§ **AIM OF THE EXERCISE**
For the string "OnScreen", search the entries below and copy every line where it appears.

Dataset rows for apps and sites
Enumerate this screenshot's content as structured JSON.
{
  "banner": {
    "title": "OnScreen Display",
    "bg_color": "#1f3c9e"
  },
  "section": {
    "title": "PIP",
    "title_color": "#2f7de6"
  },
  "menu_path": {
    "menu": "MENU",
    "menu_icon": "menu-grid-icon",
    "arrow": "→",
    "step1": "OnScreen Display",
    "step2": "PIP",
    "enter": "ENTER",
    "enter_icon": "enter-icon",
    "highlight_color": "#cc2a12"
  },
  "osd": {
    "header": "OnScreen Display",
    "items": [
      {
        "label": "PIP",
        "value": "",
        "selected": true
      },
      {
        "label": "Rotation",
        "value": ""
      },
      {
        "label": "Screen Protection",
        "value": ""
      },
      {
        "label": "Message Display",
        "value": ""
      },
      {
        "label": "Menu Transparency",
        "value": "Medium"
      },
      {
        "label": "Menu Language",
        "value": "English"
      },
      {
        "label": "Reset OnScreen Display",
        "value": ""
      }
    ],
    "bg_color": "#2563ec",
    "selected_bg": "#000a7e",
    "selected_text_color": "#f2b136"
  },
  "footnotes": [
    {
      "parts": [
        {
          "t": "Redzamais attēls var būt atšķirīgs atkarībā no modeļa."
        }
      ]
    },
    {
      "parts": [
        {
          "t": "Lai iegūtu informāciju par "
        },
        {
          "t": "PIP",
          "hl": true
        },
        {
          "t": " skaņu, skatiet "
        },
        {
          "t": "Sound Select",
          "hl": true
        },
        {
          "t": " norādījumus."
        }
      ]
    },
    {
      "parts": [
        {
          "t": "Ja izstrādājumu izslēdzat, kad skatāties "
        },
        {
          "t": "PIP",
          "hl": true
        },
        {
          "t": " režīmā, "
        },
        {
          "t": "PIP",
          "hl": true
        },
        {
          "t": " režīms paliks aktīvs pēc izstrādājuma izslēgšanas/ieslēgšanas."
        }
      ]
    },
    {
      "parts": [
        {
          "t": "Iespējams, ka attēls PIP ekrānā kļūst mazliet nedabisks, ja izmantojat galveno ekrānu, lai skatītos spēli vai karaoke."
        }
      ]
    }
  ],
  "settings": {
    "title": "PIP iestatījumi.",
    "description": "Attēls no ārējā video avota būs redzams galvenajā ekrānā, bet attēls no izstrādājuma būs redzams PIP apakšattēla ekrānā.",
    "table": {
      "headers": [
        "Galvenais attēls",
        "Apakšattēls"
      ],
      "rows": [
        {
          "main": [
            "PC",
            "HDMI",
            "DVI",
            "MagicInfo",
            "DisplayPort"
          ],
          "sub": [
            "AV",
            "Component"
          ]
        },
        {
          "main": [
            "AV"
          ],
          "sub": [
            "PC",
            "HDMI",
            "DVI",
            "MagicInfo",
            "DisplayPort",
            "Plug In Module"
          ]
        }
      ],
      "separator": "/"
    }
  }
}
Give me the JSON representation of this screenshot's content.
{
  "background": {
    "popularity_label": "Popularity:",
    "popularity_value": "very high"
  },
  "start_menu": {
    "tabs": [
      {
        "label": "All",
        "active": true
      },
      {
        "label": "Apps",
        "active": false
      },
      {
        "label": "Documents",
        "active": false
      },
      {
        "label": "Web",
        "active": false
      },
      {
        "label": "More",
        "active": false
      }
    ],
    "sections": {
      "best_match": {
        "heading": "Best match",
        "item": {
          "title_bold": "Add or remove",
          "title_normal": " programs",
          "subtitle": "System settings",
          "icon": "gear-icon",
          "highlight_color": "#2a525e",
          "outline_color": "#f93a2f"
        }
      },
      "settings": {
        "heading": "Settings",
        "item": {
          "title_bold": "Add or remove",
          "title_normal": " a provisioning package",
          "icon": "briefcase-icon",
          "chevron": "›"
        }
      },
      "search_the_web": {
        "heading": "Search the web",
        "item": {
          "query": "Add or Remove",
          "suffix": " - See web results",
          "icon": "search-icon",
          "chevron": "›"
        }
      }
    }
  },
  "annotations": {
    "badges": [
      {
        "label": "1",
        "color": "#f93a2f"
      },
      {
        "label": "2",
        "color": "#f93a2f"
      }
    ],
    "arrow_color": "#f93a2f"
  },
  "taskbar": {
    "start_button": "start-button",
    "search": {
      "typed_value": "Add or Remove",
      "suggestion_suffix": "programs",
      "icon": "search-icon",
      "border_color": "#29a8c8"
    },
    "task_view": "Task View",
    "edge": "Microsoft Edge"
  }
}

§ **WRITTEN RESPONSE**
    "title": "OnScreen Display",
    "step1": "OnScreen Display",
    "header": "OnScreen Display",
        "label": "Reset OnScreen Display",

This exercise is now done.